BEIJING, June 20 (Xinhua) -- Washington's trade war against China and some U.S. allies is "extremely unwise and so unnecessary," said a renowned Singaporean expert on Asian and world affairs.
The move is detrimental both to the American middle class and to the multilateral institutions in the world, Kishore Mahbubani told Xinhua in a recent interview.
"The U.S. economy is doing well. You don't need to do this. You are only damaging the prospects for the American workers and American middle class by launching this trade war," said Mahbubani, senior advisor and professor in the practice of public policy at the National University of Singapore.
Among many others, U.S. equipment manufacturers and agricultural associations have already voiced strong opposition to Washington's decision to move forward with tariffs on Chinese goods, saying it will put over 1 million jobs in America at risk and inflict heavy losses on the U.S. side.
Meanwhile, "in the case of this trade war, not a single ally of the United States is supporting it," said Mahbubani, noting that the United States is also targeting Canada, the European Union, Mexico and Germany, among others.
Commenting on the consequences of Washington's tariff plans, the former Singaporean permanent representative to the United Nations said his biggest worry right now is the World Trade Organization (WTO).
Such moves "are going to damage international confidence significantly in the WTO," said the professor. "We must do our very best to protect the WTO in the next five to 10 years and make sure that it survives."
The WTO is an intergovernmental organization established to regulate international trade. One of its primary functions is to serve as a framework for settling trade disputes.
Mahbubani called on the United States and other Western countries to respect and utilize multilateral institutions.
"The best way the United States and the West can handle these relations with the rest of the world is to use multilateral institutions, because multilateral institutions create a level playing field for everyone," he said.
Zooming out on the international landscape, Mahbubani said that the West is "feeling quite lost" due to the phenomenal growth of emerging-market economies such as China and India.

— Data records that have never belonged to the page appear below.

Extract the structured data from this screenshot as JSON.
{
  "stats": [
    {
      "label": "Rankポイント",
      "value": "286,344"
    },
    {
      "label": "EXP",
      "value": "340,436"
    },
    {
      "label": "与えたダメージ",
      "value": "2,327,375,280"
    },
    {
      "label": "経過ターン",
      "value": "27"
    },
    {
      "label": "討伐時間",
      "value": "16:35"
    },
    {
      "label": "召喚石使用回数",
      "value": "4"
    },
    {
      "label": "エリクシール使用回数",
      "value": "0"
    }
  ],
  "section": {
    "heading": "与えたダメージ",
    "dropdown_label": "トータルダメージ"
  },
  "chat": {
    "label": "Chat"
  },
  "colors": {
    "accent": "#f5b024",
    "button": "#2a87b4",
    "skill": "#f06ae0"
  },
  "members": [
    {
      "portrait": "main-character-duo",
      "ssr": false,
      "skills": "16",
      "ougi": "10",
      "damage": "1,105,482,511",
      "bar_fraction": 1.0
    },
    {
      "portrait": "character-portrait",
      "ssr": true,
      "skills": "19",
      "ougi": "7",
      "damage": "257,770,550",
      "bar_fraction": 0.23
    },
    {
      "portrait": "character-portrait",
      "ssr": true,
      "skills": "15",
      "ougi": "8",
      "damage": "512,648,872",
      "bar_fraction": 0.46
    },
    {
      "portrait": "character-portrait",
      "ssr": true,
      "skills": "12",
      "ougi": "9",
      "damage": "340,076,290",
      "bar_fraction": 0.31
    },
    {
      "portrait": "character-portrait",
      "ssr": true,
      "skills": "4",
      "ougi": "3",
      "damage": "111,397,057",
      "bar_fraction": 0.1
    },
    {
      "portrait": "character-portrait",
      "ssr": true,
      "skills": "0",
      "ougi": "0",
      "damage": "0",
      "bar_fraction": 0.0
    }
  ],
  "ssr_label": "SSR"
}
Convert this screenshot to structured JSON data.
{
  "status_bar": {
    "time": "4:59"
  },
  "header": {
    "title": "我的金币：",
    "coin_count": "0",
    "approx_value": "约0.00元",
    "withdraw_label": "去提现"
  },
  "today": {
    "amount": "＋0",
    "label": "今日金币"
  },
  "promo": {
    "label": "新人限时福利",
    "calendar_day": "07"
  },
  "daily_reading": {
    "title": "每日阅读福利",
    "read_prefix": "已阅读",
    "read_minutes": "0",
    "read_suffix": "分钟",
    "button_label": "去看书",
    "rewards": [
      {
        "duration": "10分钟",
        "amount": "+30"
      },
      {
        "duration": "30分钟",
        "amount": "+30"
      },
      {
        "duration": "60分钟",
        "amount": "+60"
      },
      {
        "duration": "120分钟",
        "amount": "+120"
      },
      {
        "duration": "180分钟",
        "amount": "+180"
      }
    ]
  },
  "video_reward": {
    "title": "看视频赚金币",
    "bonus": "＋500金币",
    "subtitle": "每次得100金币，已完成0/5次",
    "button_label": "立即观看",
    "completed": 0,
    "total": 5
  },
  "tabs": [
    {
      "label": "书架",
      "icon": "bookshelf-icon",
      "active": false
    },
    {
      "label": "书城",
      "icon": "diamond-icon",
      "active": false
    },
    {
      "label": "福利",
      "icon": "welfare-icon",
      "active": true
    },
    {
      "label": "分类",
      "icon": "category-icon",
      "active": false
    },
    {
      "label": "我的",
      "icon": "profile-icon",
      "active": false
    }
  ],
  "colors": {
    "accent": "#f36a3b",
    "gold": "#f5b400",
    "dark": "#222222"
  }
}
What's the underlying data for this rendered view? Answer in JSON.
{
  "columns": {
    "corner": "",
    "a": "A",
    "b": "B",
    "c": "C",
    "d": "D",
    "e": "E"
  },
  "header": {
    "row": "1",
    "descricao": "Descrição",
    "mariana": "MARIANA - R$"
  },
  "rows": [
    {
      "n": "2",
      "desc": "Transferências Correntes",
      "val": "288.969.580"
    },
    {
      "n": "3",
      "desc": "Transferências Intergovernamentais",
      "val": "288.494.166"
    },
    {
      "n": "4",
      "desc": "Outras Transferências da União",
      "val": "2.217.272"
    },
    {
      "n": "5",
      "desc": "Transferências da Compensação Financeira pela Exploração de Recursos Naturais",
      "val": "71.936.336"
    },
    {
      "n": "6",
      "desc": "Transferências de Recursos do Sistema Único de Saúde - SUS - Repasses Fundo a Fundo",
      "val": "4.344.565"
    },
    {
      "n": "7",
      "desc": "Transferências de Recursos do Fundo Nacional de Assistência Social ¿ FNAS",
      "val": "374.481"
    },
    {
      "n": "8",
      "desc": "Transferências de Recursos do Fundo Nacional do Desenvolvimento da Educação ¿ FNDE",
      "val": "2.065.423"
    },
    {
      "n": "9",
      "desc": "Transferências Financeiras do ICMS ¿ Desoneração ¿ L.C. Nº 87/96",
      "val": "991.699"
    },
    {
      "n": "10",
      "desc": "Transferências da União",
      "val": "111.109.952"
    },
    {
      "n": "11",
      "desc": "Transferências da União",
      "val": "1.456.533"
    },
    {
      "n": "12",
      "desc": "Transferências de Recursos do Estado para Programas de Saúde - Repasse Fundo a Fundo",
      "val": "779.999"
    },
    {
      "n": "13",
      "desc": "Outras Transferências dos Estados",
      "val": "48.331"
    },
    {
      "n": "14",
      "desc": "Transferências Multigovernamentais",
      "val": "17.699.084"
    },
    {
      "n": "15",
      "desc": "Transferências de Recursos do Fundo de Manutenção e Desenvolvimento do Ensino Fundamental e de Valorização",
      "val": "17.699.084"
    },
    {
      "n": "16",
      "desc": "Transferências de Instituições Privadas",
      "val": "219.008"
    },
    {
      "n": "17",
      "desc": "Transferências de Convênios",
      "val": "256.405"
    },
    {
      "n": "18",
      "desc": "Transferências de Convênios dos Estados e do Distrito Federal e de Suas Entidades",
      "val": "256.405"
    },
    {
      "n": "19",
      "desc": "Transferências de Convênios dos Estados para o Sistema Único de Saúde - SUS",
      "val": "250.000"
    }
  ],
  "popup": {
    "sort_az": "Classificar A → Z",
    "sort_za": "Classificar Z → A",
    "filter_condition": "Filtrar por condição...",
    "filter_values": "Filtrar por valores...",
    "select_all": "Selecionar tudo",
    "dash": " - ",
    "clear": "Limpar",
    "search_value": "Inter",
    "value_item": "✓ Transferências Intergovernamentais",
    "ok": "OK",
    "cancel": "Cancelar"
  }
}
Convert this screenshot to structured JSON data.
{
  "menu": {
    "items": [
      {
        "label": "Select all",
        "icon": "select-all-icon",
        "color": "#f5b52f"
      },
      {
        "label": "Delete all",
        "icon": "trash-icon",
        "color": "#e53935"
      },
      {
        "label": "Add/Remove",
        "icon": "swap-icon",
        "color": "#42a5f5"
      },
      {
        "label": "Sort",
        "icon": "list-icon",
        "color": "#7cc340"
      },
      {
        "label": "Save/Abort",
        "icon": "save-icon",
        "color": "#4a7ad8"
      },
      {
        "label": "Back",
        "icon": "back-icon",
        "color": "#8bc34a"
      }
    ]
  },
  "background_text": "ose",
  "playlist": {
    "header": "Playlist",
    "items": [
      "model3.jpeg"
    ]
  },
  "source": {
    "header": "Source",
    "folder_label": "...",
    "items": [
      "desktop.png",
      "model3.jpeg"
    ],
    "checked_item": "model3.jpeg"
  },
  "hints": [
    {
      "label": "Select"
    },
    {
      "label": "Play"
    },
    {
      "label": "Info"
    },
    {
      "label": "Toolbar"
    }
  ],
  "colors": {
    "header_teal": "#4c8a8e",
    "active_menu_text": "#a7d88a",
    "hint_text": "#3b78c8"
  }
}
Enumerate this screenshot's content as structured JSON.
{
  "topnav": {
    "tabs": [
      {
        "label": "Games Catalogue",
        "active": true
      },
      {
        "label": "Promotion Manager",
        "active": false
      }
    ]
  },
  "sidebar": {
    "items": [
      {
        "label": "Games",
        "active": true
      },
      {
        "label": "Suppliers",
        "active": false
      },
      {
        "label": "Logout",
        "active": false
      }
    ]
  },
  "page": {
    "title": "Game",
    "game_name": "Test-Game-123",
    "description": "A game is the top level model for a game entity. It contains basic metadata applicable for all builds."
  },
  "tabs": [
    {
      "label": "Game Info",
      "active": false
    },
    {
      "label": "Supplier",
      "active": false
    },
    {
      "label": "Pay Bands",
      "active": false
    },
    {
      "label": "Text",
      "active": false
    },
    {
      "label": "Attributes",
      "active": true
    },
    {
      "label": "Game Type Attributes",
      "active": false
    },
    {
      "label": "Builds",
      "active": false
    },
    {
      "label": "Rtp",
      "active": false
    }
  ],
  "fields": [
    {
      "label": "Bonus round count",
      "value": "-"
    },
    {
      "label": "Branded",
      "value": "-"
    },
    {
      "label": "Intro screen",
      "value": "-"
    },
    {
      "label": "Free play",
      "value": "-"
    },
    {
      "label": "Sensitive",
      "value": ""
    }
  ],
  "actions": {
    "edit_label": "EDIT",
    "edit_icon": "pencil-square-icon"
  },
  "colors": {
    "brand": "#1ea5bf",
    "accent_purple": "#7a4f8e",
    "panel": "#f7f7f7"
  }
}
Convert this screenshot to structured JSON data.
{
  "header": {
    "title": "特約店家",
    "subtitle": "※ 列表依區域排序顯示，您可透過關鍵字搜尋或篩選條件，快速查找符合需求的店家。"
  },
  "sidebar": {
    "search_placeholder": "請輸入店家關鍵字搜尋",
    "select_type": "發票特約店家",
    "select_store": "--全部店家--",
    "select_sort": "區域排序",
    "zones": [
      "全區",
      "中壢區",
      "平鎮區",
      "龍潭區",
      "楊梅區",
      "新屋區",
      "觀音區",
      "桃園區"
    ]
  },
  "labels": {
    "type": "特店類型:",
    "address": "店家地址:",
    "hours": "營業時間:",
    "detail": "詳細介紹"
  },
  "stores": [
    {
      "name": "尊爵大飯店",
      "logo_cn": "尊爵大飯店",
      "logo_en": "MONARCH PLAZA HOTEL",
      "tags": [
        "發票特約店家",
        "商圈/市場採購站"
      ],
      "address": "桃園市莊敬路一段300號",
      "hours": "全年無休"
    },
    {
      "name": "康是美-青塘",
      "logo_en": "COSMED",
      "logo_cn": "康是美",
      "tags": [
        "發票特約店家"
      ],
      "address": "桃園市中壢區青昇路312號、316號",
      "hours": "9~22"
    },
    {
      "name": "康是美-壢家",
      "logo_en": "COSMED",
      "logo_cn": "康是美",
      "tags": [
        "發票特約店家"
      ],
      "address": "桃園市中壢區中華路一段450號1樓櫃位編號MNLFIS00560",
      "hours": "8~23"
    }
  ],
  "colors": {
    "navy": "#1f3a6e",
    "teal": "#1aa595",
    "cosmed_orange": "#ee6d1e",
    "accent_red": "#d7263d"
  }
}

"You have to adjust. It's a different world," said the academic and former diplomat. "You cannot keep on dominating the world, guiding the world, trying to decide for other societies what they should do."